> WHAT TO PRODUCE
The copy you produce must hold every record exactly, and none of the images.

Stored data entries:
· · ·

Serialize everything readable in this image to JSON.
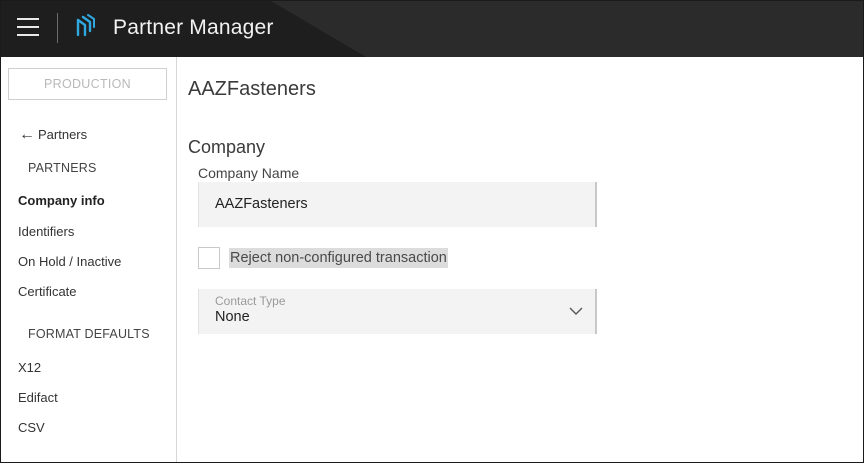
{
  "app": {
    "title": "Partner Manager",
    "menu_icon": "hamburger-menu-icon",
    "logo_icon": "partner-manager-logo-icon"
  },
  "sidebar": {
    "environment": "PRODUCTION",
    "back_label": "Partners",
    "partners_section": "PARTNERS",
    "items": [
      {
        "label": "Company info",
        "active": true
      },
      {
        "label": "Identifiers",
        "active": false
      },
      {
        "label": "On Hold / Inactive",
        "active": false
      },
      {
        "label": "Certificate",
        "active": false
      }
    ],
    "format_section": "FORMAT DEFAULTS",
    "format_items": [
      {
        "label": "X12"
      },
      {
        "label": "Edifact"
      },
      {
        "label": "CSV"
      }
    ]
  },
  "main": {
    "page_title": "AAZFasteners",
    "section_title": "Company",
    "company_name_label": "Company Name",
    "company_name_value": "AAZFasteners",
    "reject_checkbox_label": "Reject non-configured transaction",
    "reject_checked": false,
    "contact_type_placeholder": "Contact Type",
    "contact_type_value": "None"
  },
  "colors": {
    "topbar": "#1e1e1e",
    "logo_accent": "#2fa8e0",
    "field_bg": "#f3f3f3"
  }
}
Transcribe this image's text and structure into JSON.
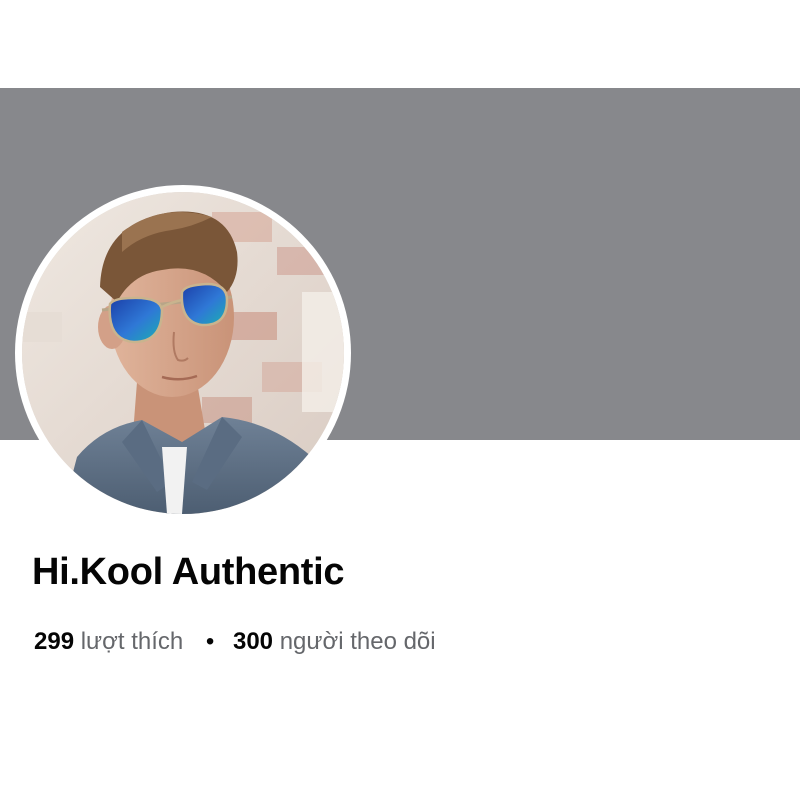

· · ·

> TASK RESULT
Serialize everything readable in this image to JSON.
{
  "app": {
    "title": "Partner Manager",
    "menu_icon": "hamburger-menu-icon",
    "logo_icon": "partner-manager-logo-icon"
  },
  "sidebar": {
    "environment": "PRODUCTION",
    "back_label": "Partners",
    "partners_section": "PARTNERS",
    "items": [
      {
        "label": "Company info",
        "active": true
      },
      {
        "label": "Identifiers",
        "active": false
      },
      {
        "label": "On Hold / Inactive",
        "active": false
      },
      {
        "label": "Certificate",
        "active": false
      }
    ],
    "format_section": "FORMAT DEFAULTS",
    "format_items": [
      {
        "label": "X12"
      },
      {
        "label": "Edifact"
      },
      {
        "label": "CSV"
      }
    ]
  },
  "main": {
    "page_title": "AAZFasteners",
    "section_title": "Company",
    "company_name_label": "Company Name",
    "company_name_value": "AAZFasteners",
    "reject_checkbox_label": "Reject non-configured transaction",
    "reject_checked": false,
    "contact_type_placeholder": "Contact Type",
    "contact_type_value": "None"
  },
  "colors": {
    "topbar": "#1e1e1e",
    "logo_accent": "#2fa8e0",
    "field_bg": "#f3f3f3"
  }
}
Transcribe this image's text and structure into JSON.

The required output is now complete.